ECM Removal and Inspection in the
by Jeff Lucius
Mitsubishi 3000GT/Dodge Stealth
The "brain" of the 3000GT/Stealth fuel injected engine is the engine control module (ECM) or engine control unit (ECU). This work was performed on a 1992 Dodge Stealth R/T Twin Turbo that has many taps into the connector wires. Always be sure to ground yourself to the car's frame or other part when handling the ECM to avoid static electricity discharge.
1. Driver seat. Move the driver's seat as far back as it will go.
2. Battery. Disconnect the negative battery terminal. Be sure you have security codes if any devices need them.
3. Left side floor console cover. Pry out the plastic plug near the front of carpeted cover. Pry open the cap on the screw in the middle of the cover. Remove the screw. Start at the front of the cover and pull out and down.
4. Right side floor console cover. Pry out the plastic plug near the front of carpeted cover. Pry open the cap on the screw in the middle of the cover. Remove the screw. Start at the front of the cover and pull out and down.

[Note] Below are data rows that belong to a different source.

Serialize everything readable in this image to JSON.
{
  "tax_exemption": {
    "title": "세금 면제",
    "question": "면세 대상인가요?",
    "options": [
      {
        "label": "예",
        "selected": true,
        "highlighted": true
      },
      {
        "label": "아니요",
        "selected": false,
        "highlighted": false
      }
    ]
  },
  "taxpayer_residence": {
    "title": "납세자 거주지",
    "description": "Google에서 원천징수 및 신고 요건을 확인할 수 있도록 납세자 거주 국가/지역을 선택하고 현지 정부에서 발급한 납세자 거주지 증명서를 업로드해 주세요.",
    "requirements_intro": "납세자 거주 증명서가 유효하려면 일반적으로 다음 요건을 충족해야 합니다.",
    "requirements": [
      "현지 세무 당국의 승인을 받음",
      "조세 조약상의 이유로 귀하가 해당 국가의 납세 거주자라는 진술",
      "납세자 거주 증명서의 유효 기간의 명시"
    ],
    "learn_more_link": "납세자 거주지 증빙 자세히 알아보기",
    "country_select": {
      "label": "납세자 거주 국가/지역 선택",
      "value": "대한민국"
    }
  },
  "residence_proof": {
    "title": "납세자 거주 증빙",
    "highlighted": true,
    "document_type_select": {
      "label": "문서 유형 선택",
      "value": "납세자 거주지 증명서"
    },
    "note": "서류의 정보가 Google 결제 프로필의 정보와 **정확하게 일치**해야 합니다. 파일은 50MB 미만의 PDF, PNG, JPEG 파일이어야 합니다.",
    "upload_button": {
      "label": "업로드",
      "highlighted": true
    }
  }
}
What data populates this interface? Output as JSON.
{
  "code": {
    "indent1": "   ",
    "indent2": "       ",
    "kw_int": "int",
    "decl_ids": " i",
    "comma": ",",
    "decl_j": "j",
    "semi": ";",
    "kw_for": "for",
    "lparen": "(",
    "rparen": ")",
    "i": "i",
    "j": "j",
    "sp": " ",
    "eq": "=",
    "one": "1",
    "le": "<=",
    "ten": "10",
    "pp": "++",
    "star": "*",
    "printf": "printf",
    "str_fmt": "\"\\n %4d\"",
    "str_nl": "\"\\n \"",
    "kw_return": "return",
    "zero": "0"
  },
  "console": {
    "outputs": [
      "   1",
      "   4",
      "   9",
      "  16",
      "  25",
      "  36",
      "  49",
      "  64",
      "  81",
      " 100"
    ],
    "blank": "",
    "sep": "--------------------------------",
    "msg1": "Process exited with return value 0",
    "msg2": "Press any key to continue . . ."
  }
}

5. Engine Control Module. The ECM is retained by two bolts on the left side and one bolt on the right side. On the driver's side you may need to move a piece of the harness first to get good access to the bolts. After removing the three bolts, slide the ECM out for easy access to the connectors. If you need to test the ECM or one of its wires, then do not unbolt the ECM. Leave it in place and tap the wires with an analog or digital voltmeter (look at the service manual for which to use for which wires) by prying open the access covers on the back of the connectors. There is one little cover along each long each of a connector. Each cover just snaps and place and can be opened by carefully prying on the side near the wires with your finger tip or small tool. The cover will pivot open and remain attached to the connector.
While pressing down on the release lever pull each individual connector away from the ECM. You may have to wiggle the connector a little. Once all connectors have been disconnected (the number changed over the years; there are three on OBDI 1991-1993 ECMs). With the ECM removed from the car and on your workbench, remove the four screws from the cover. Mine were on there pretty good so I had to press down very firmly and exert a bit of torque to loosen them. Again, always ground yourself to avoid static electricity discharge to the ECM. Lift the cover off the ECM.
AvPro explains why early model Mitsubishi-built Dodge Stealths and Mitsibishi 3000GTs (1991 through 1994) can have a problem on the ECM motherboard. AvPro says that Mistubishi used Rubycon Electric electrolytic capacitors (I could see the Rubycon label on one my capacitors). These capacitors can leak after prolonged exposure to elevated temperatures. The liquid electrolyte leaking from the capacitor is very caustic and reacts with the metal (circuits) on the board. This can cause unusual and detrimental operation of the engine while the capacitors themselves continue to operate normally.
Inspect the board near the capacitors for any signs of leakage. You may also smell a "fishy" odor if there is leaking. If there has been leakage, the board must be replaced or repaired (capacitors replaced and the board surface thoroughly cleaned). I list ECM repair shops on my Garage Page; or local electronics shops may be able to repair the board. New ECMs cost in the range of $800-1000. Be aware that used ECMs may have the same problem as your ECM. Note that ECMs are fairly unique to each year and model but there is some interchangeability. Replacement capacitors must have the same microFarad rating but can have a higher voltage rating.
John Monnin has additional information on his web page http://www.wrenchmonkey.com/Webpages/ECUrepair.html.
If you want to try replacing the capacitors yourself, this web page has some tips: http://www.tmo.com/howto/ecu1g/caps.htm .
The information in this paragraph comes from Stealth TT owner Max Taylor. Max replaced the leaking capacitors on the ECU and yet still had a problem with no spark to cylinders 1 and 4. He traced the problem to a lack of signal coming from pin 3 on the small vertical board on the ECU. Max found a place that was aware of this problem and knew how to fix it. Contact information is below. Thanks Max!!
Whetstone Auto & Truck Salvage
24616 Pleasant Ridge Road
Winona, MN 55987
After you are done inspecting the ECM, put the cover back on and re-connect the connectors. Be sure they snap in tightly.
Go to my web page 2-ecmboard.htm for a detailed view of this ECM motherboard. Thanks to "Quig" on the 3SI message board for the picture of a damaged motherboard below.
Installation is basically just the reverse of the removal steps. I find it easiest to approximately line up the ECM brackets where they mount on the floor console. Then I go to the passenger's side and insert and tighten that screw by hand. Back on the driver's side, I insert and tighten by hand, using a 10-mm socket and 3-inch extension, those two screws. After all the screws are started by hand I tighten all three using the ratchet.
Attach the battery negative cable and be sure the engine starts and that there is no electrical problem related to the ECM. After that replace the floor console covers.
Page last updated July 14, 2006.